Oakes Farms plans to launch its new transportation company, Seed to Table Logistics, in advance of the mid-December implementation date for the Electronic Logging Devices (ELD) mandate that presents some challenges for the produce industry.
Immokalee, Fla.-based Oakes Farms already had a logistics division with its own trucks, but now it is adding owner-operators as well.
The new company is scheduled to debut Dec. 1, and the staff is expected to grow from three people to 10-15 over the next six months.
Steve Veneziano, vice president of sales and operations for Oakes Farms, described how the change is designed to benefit customers.
“Instead of them using their own in-house logistics or outside brokers, we’re going to manage owner-operators and ensure we do what it takes to get on-time delivery to the customers,” Veneziano said, “because this industry will be interrupted pretty heavily with this ELD mandate coming into effect.”

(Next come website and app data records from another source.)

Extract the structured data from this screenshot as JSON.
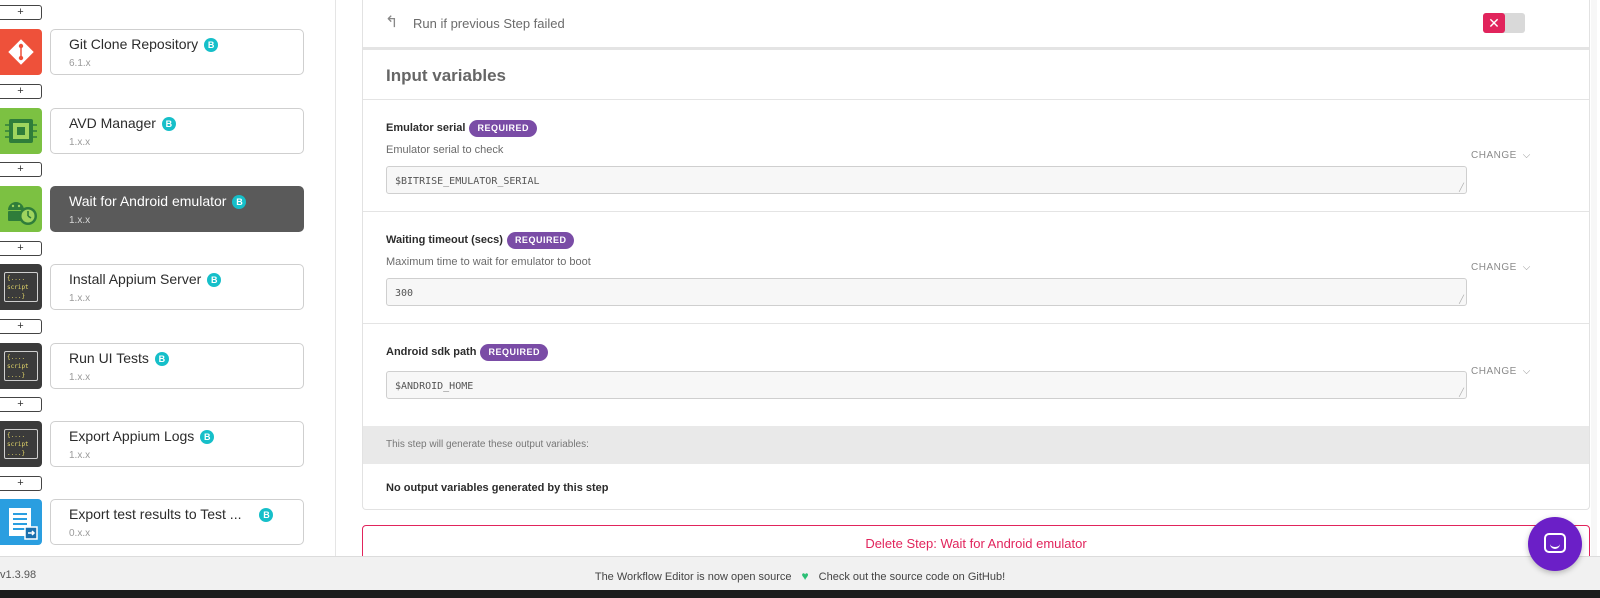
{
  "steps": [
    {
      "title": "Git Clone Repository",
      "version": "6.1.x",
      "badge": "B",
      "icon": "git-icon"
    },
    {
      "title": "AVD Manager",
      "version": "1.x.x",
      "badge": "B",
      "icon": "android-chip-icon"
    },
    {
      "title": "Wait for Android emulator",
      "version": "1.x.x",
      "badge": "B",
      "icon": "android-clock-icon",
      "selected": true
    },
    {
      "title": "Install Appium Server",
      "version": "1.x.x",
      "badge": "B",
      "icon": "script-icon"
    },
    {
      "title": "Run UI Tests",
      "version": "1.x.x",
      "badge": "B",
      "icon": "script-icon"
    },
    {
      "title": "Export Appium Logs",
      "version": "1.x.x",
      "badge": "B",
      "icon": "script-icon"
    },
    {
      "title": "Export test results to Test ...",
      "version": "0.x.x",
      "badge": "B",
      "icon": "list-export-icon"
    }
  ],
  "add_label": "+",
  "script_text": "{....\nscript\n....}",
  "run_if_failed": {
    "label": "Run if previous Step failed",
    "toggle": "✕"
  },
  "input_variables": {
    "title": "Input variables",
    "required_label": "REQUIRED",
    "change_label": "CHANGE",
    "vars": [
      {
        "title": "Emulator serial",
        "description": "Emulator serial to check",
        "value": "$BITRISE_EMULATOR_SERIAL"
      },
      {
        "title": "Waiting timeout (secs)",
        "description": "Maximum time to wait for emulator to boot",
        "value": "300"
      },
      {
        "title": "Android sdk path",
        "description": "",
        "value": "$ANDROID_HOME"
      }
    ]
  },
  "output": {
    "label": "This step will generate these output variables:",
    "none": "No output variables generated by this step"
  },
  "delete_step": "Delete Step: Wait for Android emulator",
  "footer": {
    "version": "v1.3.98",
    "text_left": "The Workflow Editor is now open source",
    "text_right": "Check out the source code on GitHub!"
  },
  "colors": {
    "accent": "#7a4ca6",
    "danger": "#e1245c",
    "badge": "#16bfc9",
    "chat": "#6b1fc7"
  }
}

Under the new rule, commercial drivers will have to use electronic logging devices to track their hours, and stricter enforcement could mean that time spent not driving but on duty — like hours spent waiting at a dock to be loaded — might contribute to delayed shipments.

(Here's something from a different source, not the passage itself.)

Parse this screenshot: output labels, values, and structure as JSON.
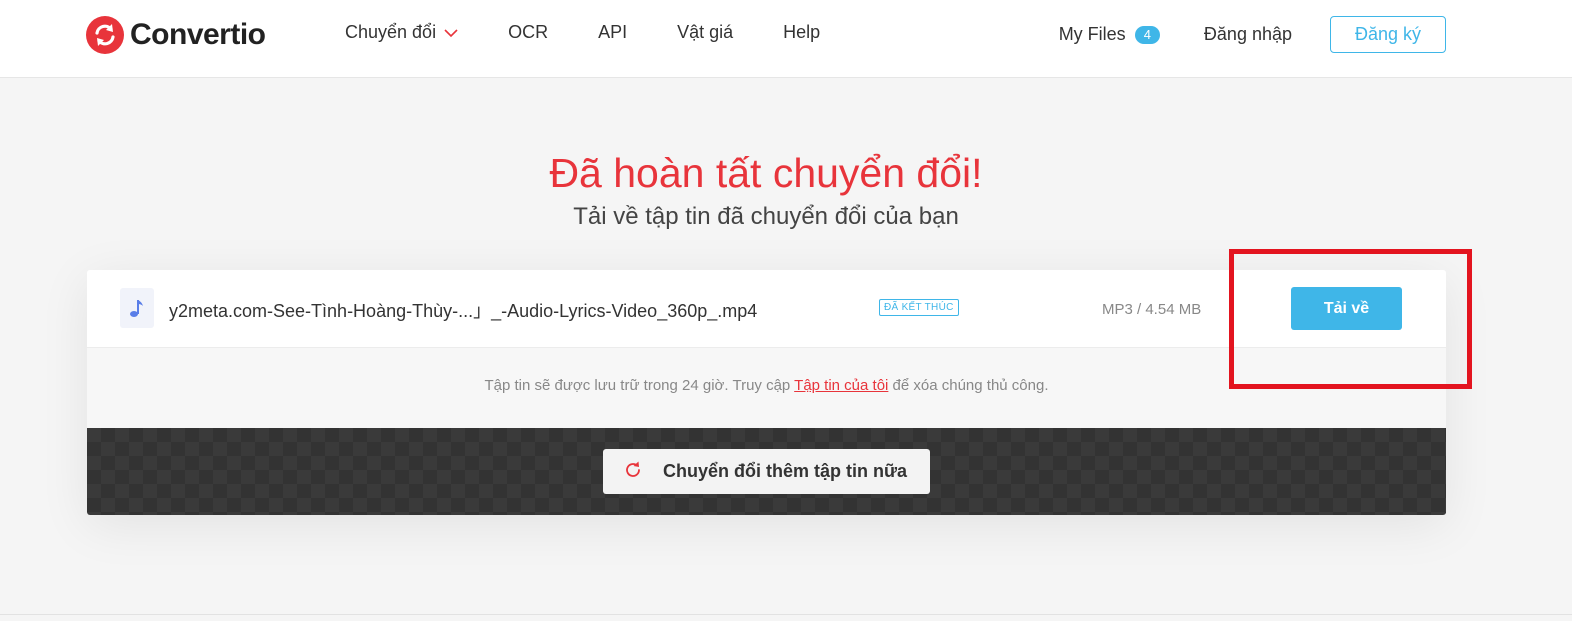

Veneziano and many others in the industry expect freight costs and shipment times to increase as a result of the mandate.
In another move aimed at streamlining the process, Oakes Farms has started loading by appointment only, a change that took effect Nov. 15.
Western Growers has requested the implementation date of the ELD mandate be delayed by at least one year.
More coverage of how the mandate could affect the produce industry is available here.